Retype all the records with nothing changed.

> RECORDS TO PROCESS:
● ● ● ● ●
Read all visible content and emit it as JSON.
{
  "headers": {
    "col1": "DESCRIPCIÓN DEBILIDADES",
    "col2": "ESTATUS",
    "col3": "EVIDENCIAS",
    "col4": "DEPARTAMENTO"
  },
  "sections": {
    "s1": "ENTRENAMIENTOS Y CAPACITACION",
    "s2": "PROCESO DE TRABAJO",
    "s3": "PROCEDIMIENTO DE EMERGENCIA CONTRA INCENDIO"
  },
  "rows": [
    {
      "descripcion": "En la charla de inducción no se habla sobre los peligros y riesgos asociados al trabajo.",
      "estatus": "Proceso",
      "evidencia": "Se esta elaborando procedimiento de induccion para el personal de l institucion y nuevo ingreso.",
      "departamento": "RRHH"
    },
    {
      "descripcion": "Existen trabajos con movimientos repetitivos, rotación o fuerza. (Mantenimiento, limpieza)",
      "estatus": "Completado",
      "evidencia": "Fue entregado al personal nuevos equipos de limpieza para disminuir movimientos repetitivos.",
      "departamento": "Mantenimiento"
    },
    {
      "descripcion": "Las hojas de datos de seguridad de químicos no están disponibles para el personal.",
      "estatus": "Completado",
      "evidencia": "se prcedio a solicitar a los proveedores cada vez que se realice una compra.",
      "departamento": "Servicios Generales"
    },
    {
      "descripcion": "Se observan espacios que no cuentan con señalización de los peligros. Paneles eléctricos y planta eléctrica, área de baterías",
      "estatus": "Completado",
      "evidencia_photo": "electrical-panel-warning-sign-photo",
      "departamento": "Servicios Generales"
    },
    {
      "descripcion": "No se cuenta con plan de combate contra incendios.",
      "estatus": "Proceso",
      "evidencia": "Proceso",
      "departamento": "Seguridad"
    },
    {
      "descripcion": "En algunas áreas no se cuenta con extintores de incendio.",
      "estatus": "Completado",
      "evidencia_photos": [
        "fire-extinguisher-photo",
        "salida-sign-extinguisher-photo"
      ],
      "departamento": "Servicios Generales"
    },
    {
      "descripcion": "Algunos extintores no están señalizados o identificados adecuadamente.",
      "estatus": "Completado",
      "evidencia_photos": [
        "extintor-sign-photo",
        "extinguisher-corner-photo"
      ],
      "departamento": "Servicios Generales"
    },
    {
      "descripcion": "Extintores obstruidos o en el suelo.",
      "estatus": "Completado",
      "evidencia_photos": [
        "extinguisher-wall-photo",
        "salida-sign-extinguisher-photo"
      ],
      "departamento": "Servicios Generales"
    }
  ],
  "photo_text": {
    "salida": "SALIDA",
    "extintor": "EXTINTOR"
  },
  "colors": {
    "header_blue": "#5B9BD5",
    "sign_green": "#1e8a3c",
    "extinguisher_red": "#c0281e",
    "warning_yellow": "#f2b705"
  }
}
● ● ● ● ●
> RESPONSE BELOW:
Read all visible content and emit it as JSON.
{
  "headers": {
    "col1": "DESCRIPCIÓN DEBILIDADES",
    "col2": "ESTATUS",
    "col3": "EVIDENCIAS",
    "col4": "DEPARTAMENTO"
  },
  "sections": {
    "s1": "ENTRENAMIENTOS Y CAPACITACION",
    "s2": "PROCESO DE TRABAJO",
    "s3": "PROCEDIMIENTO DE EMERGENCIA CONTRA INCENDIO"
  },
  "rows": [
    {
      "descripcion": "En la charla de inducción no se habla sobre los peligros y riesgos asociados al trabajo.",
      "estatus": "Proceso",
      "evidencia": "Se esta elaborando procedimiento de induccion para el personal de l institucion y nuevo ingreso.",
      "departamento": "RRHH"
    },
    {
      "descripcion": "Existen trabajos con movimientos repetitivos, rotación o fuerza. (Mantenimiento, limpieza)",
      "estatus": "Completado",
      "evidencia": "Fue entregado al personal nuevos equipos de limpieza para disminuir movimientos repetitivos.",
      "departamento": "Mantenimiento"
    },
    {
      "descripcion": "Las hojas de datos de seguridad de químicos no están disponibles para el personal.",
      "estatus": "Completado",
      "evidencia": "se prcedio a solicitar a los proveedores cada vez que se realice una compra.",
      "departamento": "Servicios Generales"
    },
    {
      "descripcion": "Se observan espacios que no cuentan con señalización de los peligros. Paneles eléctricos y planta eléctrica, área de baterías",
      "estatus": "Completado",
      "evidencia_photo": "electrical-panel-warning-sign-photo",
      "departamento": "Servicios Generales"
    },
    {
      "descripcion": "No se cuenta con plan de combate contra incendios.",
      "estatus": "Proceso",
      "evidencia": "Proceso",
      "departamento": "Seguridad"
    },
    {
      "descripcion": "En algunas áreas no se cuenta con extintores de incendio.",
      "estatus": "Completado",
      "evidencia_photos": [
        "fire-extinguisher-photo",
        "salida-sign-extinguisher-photo"
      ],
      "departamento": "Servicios Generales"
    },
    {
      "descripcion": "Algunos extintores no están señalizados o identificados adecuadamente.",
      "estatus": "Completado",
      "evidencia_photos": [
        "extintor-sign-photo",
        "extinguisher-corner-photo"
      ],
      "departamento": "Servicios Generales"
    },
    {
      "descripcion": "Extintores obstruidos o en el suelo.",
      "estatus": "Completado",
      "evidencia_photos": [
        "extinguisher-wall-photo",
        "salida-sign-extinguisher-photo"
      ],
      "departamento": "Servicios Generales"
    }
  ],
  "photo_text": {
    "salida": "SALIDA",
    "extintor": "EXTINTOR"
  },
  "colors": {
    "header_blue": "#5B9BD5",
    "sign_green": "#1e8a3c",
    "extinguisher_red": "#c0281e",
    "warning_yellow": "#f2b705"
  }
}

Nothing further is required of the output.